“We’d certainly be interested in Jewish patriots, if they were there,” Sideris said. “We mostly hear about Congregationalists.”
Sideris said there has been a move among Revolutionary War historians in the past decade to celebrate the diversity of the colonists who fought for freedom. In 2002, the Minute Man park partnered with the Bunker Hill Monument staff in Charlestown to put on a special program about the more than 100 patriots of Native American and African-American heritage who fought at the famous battle, said Sideris.
A more long-term look at their roles, the Black Patriots Project, is being overseen by Harvard professor Henry Louis Gates Jr., and cosponsored by the university’s W.E.B. DuBois Institute and the Sons of the American Revolution, a Kentucky-based organization open to men with an ancestor who served the cause. The contributions of black patriots is scheduled to be the featured theme of the annual SAR national conference next year.

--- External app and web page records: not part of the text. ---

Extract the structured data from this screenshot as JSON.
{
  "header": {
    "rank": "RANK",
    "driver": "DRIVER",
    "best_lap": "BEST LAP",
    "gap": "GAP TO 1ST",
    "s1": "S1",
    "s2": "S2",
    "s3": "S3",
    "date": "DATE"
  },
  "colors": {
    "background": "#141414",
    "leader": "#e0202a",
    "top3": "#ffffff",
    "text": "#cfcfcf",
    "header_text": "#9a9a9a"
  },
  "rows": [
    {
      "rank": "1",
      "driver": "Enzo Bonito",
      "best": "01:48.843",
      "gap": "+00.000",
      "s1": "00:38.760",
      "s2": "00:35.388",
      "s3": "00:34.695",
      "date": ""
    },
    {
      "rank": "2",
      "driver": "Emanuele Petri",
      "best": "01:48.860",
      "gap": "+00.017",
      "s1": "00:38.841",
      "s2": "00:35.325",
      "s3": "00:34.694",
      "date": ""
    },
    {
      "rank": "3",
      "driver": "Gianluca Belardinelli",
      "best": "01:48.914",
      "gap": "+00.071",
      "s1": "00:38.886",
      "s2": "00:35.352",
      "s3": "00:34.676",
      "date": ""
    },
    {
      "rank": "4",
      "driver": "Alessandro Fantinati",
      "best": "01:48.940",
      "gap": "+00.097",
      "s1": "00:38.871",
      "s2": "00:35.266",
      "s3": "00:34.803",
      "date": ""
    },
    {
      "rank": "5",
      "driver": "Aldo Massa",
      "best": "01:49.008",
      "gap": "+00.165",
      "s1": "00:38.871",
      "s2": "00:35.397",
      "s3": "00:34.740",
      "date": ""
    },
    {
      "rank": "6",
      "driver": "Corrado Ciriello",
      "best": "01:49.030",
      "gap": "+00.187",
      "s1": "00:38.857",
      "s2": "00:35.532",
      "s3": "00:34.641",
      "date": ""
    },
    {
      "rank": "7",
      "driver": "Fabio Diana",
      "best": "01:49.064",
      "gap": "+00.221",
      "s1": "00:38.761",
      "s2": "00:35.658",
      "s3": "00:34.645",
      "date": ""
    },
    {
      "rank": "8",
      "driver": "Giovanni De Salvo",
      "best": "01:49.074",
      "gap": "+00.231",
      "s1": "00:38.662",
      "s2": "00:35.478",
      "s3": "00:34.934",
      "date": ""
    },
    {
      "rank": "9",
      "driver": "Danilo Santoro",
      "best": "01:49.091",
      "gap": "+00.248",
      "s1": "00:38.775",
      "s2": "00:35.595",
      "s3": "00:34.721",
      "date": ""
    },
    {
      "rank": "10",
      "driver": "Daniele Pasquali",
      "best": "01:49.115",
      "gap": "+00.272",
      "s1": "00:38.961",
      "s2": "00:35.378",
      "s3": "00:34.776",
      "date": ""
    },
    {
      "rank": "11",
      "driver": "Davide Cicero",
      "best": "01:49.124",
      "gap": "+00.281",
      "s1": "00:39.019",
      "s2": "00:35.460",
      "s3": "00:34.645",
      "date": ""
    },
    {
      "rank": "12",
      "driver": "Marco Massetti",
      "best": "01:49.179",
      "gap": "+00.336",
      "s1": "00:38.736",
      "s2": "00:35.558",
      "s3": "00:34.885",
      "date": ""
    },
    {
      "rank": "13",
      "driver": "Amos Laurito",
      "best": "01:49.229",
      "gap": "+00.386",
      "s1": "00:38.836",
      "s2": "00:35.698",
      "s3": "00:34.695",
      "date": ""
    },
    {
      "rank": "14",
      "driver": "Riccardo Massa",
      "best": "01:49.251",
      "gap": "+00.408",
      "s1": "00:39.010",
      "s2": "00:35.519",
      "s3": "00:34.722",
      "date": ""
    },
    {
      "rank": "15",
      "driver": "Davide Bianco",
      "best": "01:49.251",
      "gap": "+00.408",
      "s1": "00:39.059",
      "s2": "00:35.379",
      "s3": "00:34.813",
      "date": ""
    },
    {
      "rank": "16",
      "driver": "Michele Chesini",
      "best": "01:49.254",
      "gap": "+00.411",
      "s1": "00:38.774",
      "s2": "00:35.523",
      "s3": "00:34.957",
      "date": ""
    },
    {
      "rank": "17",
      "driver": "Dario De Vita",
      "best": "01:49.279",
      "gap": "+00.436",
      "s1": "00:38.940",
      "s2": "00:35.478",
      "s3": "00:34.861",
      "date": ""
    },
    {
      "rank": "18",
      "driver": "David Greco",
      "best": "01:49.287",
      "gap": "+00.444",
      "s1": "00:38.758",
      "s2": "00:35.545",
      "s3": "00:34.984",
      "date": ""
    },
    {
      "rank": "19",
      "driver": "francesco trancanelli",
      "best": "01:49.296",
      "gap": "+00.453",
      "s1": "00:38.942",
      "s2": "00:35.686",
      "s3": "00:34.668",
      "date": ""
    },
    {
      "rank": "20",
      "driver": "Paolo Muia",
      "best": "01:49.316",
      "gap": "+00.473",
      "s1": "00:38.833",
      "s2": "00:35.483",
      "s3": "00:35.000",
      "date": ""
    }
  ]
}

Andrews said he hopes interest in the roles of Jews in the American Revolution can enjoy a similar renaissance in the research community. In the meantime, it had the unexpected result of rejuvenating interest by some of his younger relatives in the Daughters of the American Revolution, among the most venerable of lineage associations, and the SAR, he said.
“For years, Jewish people had the idea that they wouldn’t be welcome, but things fell much more wide open now,” said Andrews, a member of the SAR’s Old Middlesex chapter in Concord, and one of just two Jewish members of the organization in Massachusetts.
He recently delivered a lecture, “George Washington’s Jewish Soldiers,” at his synagogue in Concord, Kerem Shalom, and is at work on another book, tentatively titled “Moses and Miriam in America,” about Colonial life for the first Jewish immigrants.
Joseph W. Dooley, geneologist-general for the Sons of the American Revolution at its headquarters in Louisville, applauded the work being done by Andrews. The organization has made great strides in becoming more diverse in recent years, he said, and hopes to see the trend continue. A few years ago, the national body rejected a proposed lapel pin for its chaplains that contained a cross, because it was considered not inclusive enough for all faiths, he said.
“We are not a Christian organization, we are a patriotic organization,” Dooley said. “We are a lineage society, but within those parameters absolutely everyone and anyone is very welcome.”
The American Revolution may be 235 years old, but it is important to keep unearthing and exploring modern-day connections to the country’s first patriots, Dooley said.
“The past is prologue to the present. If you want to understand where we are, you have to consider where we’ve been.”
Erica Noonan can be reached at email@example.com. © Copyright 2010 Globe Newspaper Company.